He was soon to achieve national success as well.

He did this by doing what many entrepreneurs were doing in the late nineteenth century. Rather than continuing to build whole carriages in an increasingly competitive trade where huge companies like Studebaker could turn out a carriage every seven minutes, Timken began to develop patentable innovations for the carriage and wagon trade that would be used by most manufacturers.

The first of these, the Timken Cross-Spring, was quite successful and was followed by a patented Side Spring and other improvements as well. As Henry Timken moved toward retirement, his sons Henry and H. H. Timken entered the business and would soon develop their own patented innovations centered on steel bearings used to reduce friction in vehicles of all sorts automotive as well as horse-drawn. Most notable among them was the tapered steel roller bearing.

By 1902, the St. Louis factory had simply become too small and the Timken Company moved to Canton, Ohio. Canton was seen as an ideal location because it was equally distant from the buggy factories of Columbus, the auto factories of Detroit and the steel mills of Pennsylvania. Responding to Henry Ford's Model T in 1908, the company split off its axle factory and sent it to Detroit. The Canton factory was the home of the newly renamed Timken Roller Bearing Company. By the time Henry Timken Senior died in 1909, the company employed 1,200 people and was making 850,000 bearings per year.

The company enjoyed remarkable growth during the years leading up to World War I. One of the few bearing companies to make its own steel, Timken began providing equipment to railroad car manufacturers as well as other industrial users.

In 1920, the company decided to build its first bearing plant outside Canton.
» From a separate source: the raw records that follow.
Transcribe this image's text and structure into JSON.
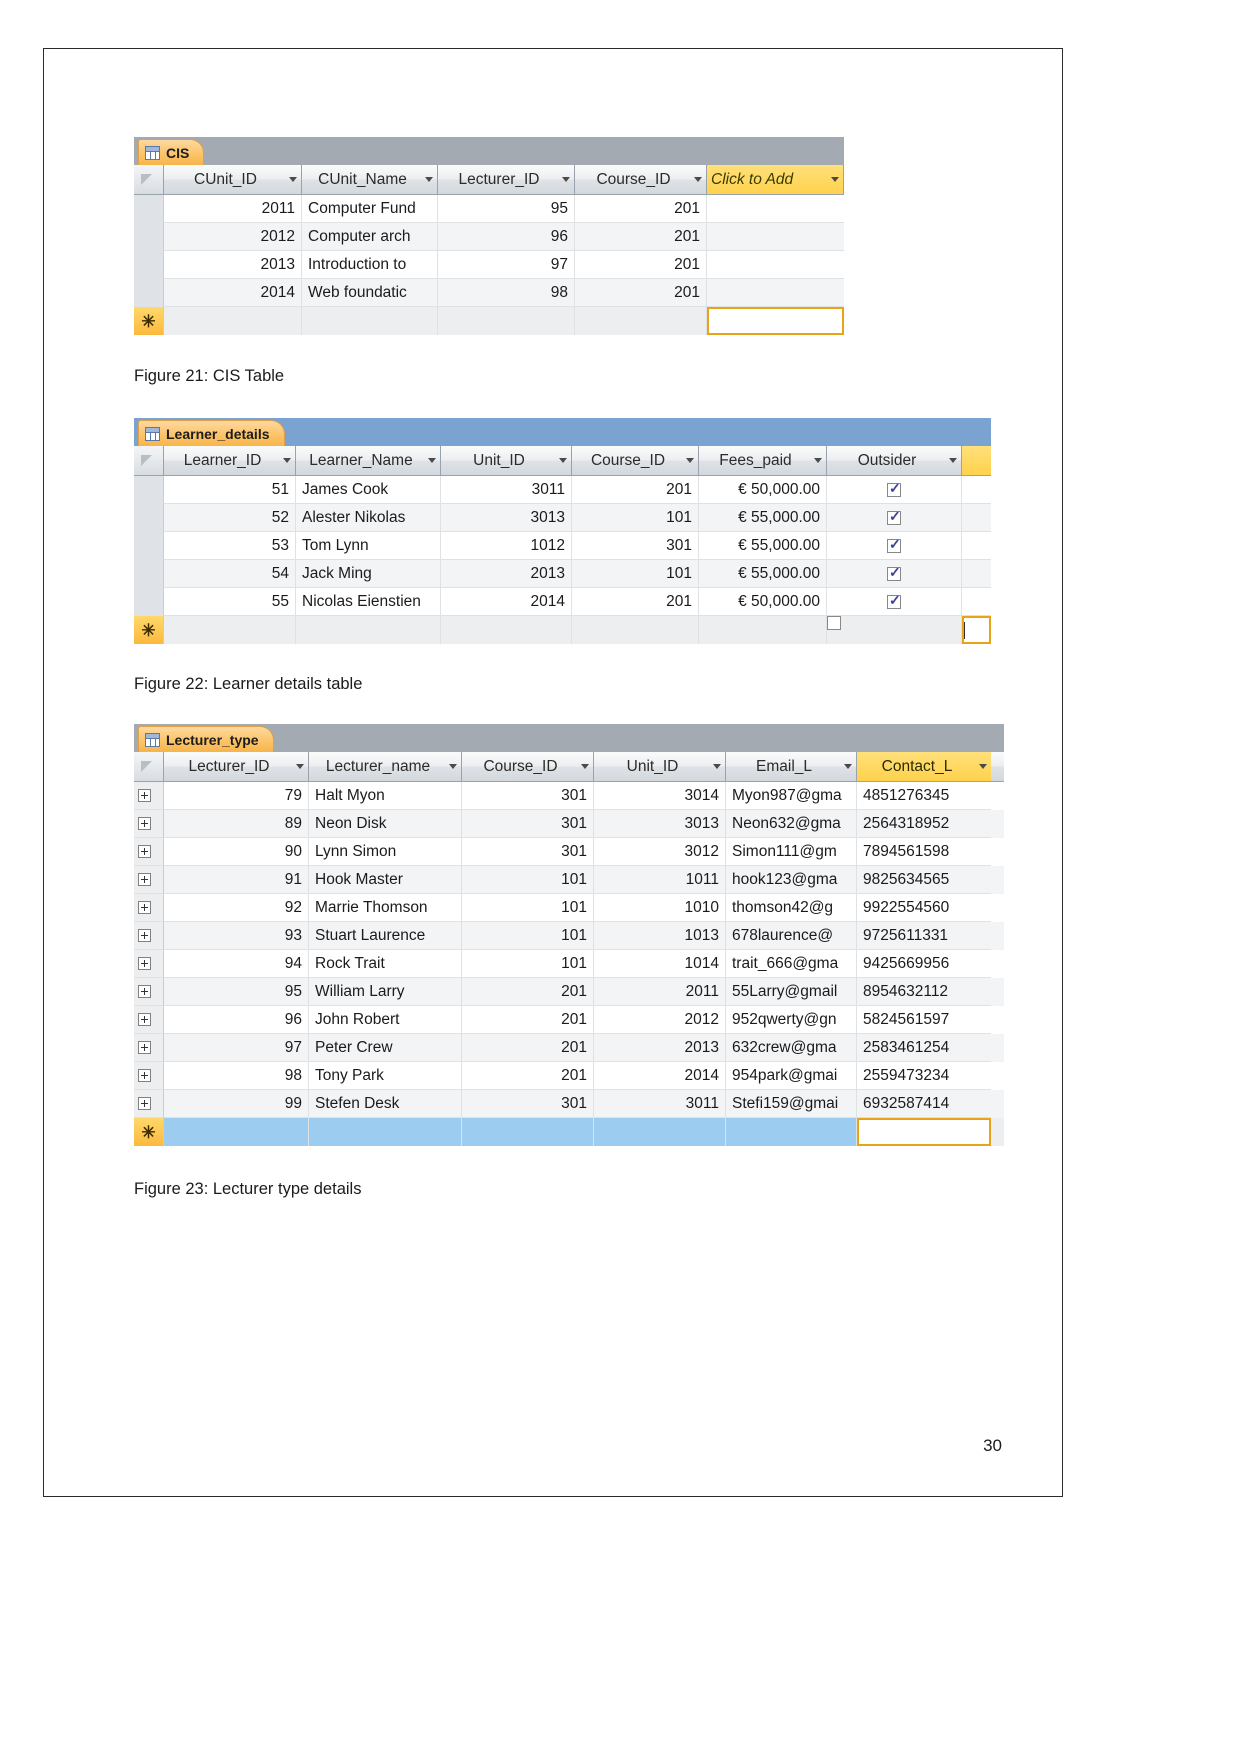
{
  "document": {
    "page_number": "30"
  },
  "figures": [
    {
      "caption": "Figure 21: CIS Table"
    },
    {
      "caption": "Figure 22: Learner details table"
    },
    {
      "caption": "Figure 23: Lecturer type details"
    }
  ],
  "colors": {
    "tab_orange": "#fcc46a",
    "tabbar_gray": "#a3aab2",
    "tabbar_blue": "#7aa3d2",
    "header_gold": "#ffd24d",
    "newrow_blue": "#9ccdf0",
    "focus_outline": "#e8a317",
    "checkmark": "#39439a"
  },
  "cis_table": {
    "tab_label": "CIS",
    "tab_icon": "datasheet-grid-icon",
    "tabbar_style": "gray",
    "columns": [
      {
        "label": "CUnit_ID",
        "align": "num"
      },
      {
        "label": "CUnit_Name",
        "align": "text"
      },
      {
        "label": "Lecturer_ID",
        "align": "num"
      },
      {
        "label": "Course_ID",
        "align": "num"
      },
      {
        "label": "Click to Add",
        "align": "add"
      }
    ],
    "rows": [
      {
        "cunit_id": "2011",
        "cunit_name": "Computer Fund",
        "lecturer_id": "95",
        "course_id": "201"
      },
      {
        "cunit_id": "2012",
        "cunit_name": "Computer arch",
        "lecturer_id": "96",
        "course_id": "201"
      },
      {
        "cunit_id": "2013",
        "cunit_name": "Introduction to",
        "lecturer_id": "97",
        "course_id": "201"
      },
      {
        "cunit_id": "2014",
        "cunit_name": "Web foundatic",
        "lecturer_id": "98",
        "course_id": "201"
      }
    ],
    "new_record_marker": "✳"
  },
  "learner_details_table": {
    "tab_label": "Learner_details",
    "tab_icon": "datasheet-grid-icon",
    "tabbar_style": "blue",
    "columns": [
      {
        "label": "Learner_ID",
        "align": "num"
      },
      {
        "label": "Learner_Name",
        "align": "text"
      },
      {
        "label": "Unit_ID",
        "align": "num"
      },
      {
        "label": "Course_ID",
        "align": "num"
      },
      {
        "label": "Fees_paid",
        "align": "num"
      },
      {
        "label": "Outsider",
        "align": "ctr"
      }
    ],
    "rows": [
      {
        "learner_id": "51",
        "learner_name": "James Cook",
        "unit_id": "3011",
        "course_id": "201",
        "fees_paid": "€ 50,000.00",
        "outsider": true
      },
      {
        "learner_id": "52",
        "learner_name": "Alester Nikolas",
        "unit_id": "3013",
        "course_id": "101",
        "fees_paid": "€ 55,000.00",
        "outsider": true
      },
      {
        "learner_id": "53",
        "learner_name": "Tom Lynn",
        "unit_id": "1012",
        "course_id": "301",
        "fees_paid": "€ 55,000.00",
        "outsider": true
      },
      {
        "learner_id": "54",
        "learner_name": "Jack Ming",
        "unit_id": "2013",
        "course_id": "101",
        "fees_paid": "€ 55,000.00",
        "outsider": true
      },
      {
        "learner_id": "55",
        "learner_name": "Nicolas Eienstien",
        "unit_id": "2014",
        "course_id": "201",
        "fees_paid": "€ 50,000.00",
        "outsider": true
      }
    ],
    "new_record_marker": "✳",
    "new_record_outsider": false
  },
  "lecturer_type_table": {
    "tab_label": "Lecturer_type",
    "tab_icon": "datasheet-grid-icon",
    "tabbar_style": "gray",
    "columns": [
      {
        "label": "Lecturer_ID",
        "align": "num"
      },
      {
        "label": "Lecturer_name",
        "align": "text"
      },
      {
        "label": "Course_ID",
        "align": "num"
      },
      {
        "label": "Unit_ID",
        "align": "num"
      },
      {
        "label": "Email_L",
        "align": "text"
      },
      {
        "label": "Contact_L",
        "align": "text",
        "selected": true
      }
    ],
    "rows": [
      {
        "lecturer_id": "79",
        "lecturer_name": "Halt Myon",
        "course_id": "301",
        "unit_id": "3014",
        "email_l": "Myon987@gma",
        "contact_l": "4851276345"
      },
      {
        "lecturer_id": "89",
        "lecturer_name": "Neon Disk",
        "course_id": "301",
        "unit_id": "3013",
        "email_l": "Neon632@gma",
        "contact_l": "2564318952"
      },
      {
        "lecturer_id": "90",
        "lecturer_name": "Lynn Simon",
        "course_id": "301",
        "unit_id": "3012",
        "email_l": "Simon111@gm",
        "contact_l": "7894561598"
      },
      {
        "lecturer_id": "91",
        "lecturer_name": "Hook Master",
        "course_id": "101",
        "unit_id": "1011",
        "email_l": "hook123@gma",
        "contact_l": "9825634565"
      },
      {
        "lecturer_id": "92",
        "lecturer_name": "Marrie Thomson",
        "course_id": "101",
        "unit_id": "1010",
        "email_l": "thomson42@g",
        "contact_l": "9922554560"
      },
      {
        "lecturer_id": "93",
        "lecturer_name": "Stuart Laurence",
        "course_id": "101",
        "unit_id": "1013",
        "email_l": "678laurence@",
        "contact_l": "9725611331"
      },
      {
        "lecturer_id": "94",
        "lecturer_name": "Rock Trait",
        "course_id": "101",
        "unit_id": "1014",
        "email_l": "trait_666@gma",
        "contact_l": "9425669956"
      },
      {
        "lecturer_id": "95",
        "lecturer_name": "William Larry",
        "course_id": "201",
        "unit_id": "2011",
        "email_l": "55Larry@gmail",
        "contact_l": "8954632112"
      },
      {
        "lecturer_id": "96",
        "lecturer_name": "John Robert",
        "course_id": "201",
        "unit_id": "2012",
        "email_l": "952qwerty@gn",
        "contact_l": "5824561597"
      },
      {
        "lecturer_id": "97",
        "lecturer_name": "Peter Crew",
        "course_id": "201",
        "unit_id": "2013",
        "email_l": "632crew@gma",
        "contact_l": "2583461254"
      },
      {
        "lecturer_id": "98",
        "lecturer_name": "Tony Park",
        "course_id": "201",
        "unit_id": "2014",
        "email_l": "954park@gmai",
        "contact_l": "2559473234"
      },
      {
        "lecturer_id": "99",
        "lecturer_name": "Stefen Desk",
        "course_id": "301",
        "unit_id": "3011",
        "email_l": "Stefi159@gmai",
        "contact_l": "6932587414"
      }
    ],
    "new_record_marker": "✳",
    "expander_icon": "plus-expand-icon"
  }
}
It chose Columbus. It really was not hard to see why. Columbus had been the home of more than 22 buggy companies in the 1800s. It was also the home of major factories producing, among other things, mining equipment, boots and shoes and steel and glass. It was the home to all of these industries because it was squarely in the middle of the state and served by a large number of major railroad lines.

Chief among them was the Pennsylvania Railroad. It was near the Grogan repair yards of the Pennsylvania and its nearby residential neighborhoods of Milo and Grogan on the near northeast side of the city that Timken decided to build a major manufacturing facility. The company became a major employer in the city of Columbus and its leadership was involved in variety of civic and charitable activities over the years as well. The corporate success of the company led Timken to build a second factory in the city for the production railroad bearings in 1958.

The years after 1920 were good ones for Timken, the Milo-Grogan neighborhood and Columbus in general.

But change comes to all industries, and American industry in general was transformed in the years after World War II. Intense foreign competition combined with extraordinary changes caused by automation and changing workforce development needs caused some companies to go under and others to reinvent themselves.

Timken successfully restructured its business several times in the past forty years. Eventually some of those decisions led to the closure of its Columbus bearing plant in 1986 and its remaining plant in 2001. At the end of 2009, the Timken Company saw sales of $3.14-billion and employed 16,667 people. Its chairman, Ward J. (Tim) Timken Jr. is the great-grandson of the founder of the company.

Today Milo-Grogan is a neighborhood revitalizing itself. The great open space at Fifth and Cleveland will become part of that transition. The only question is when and how.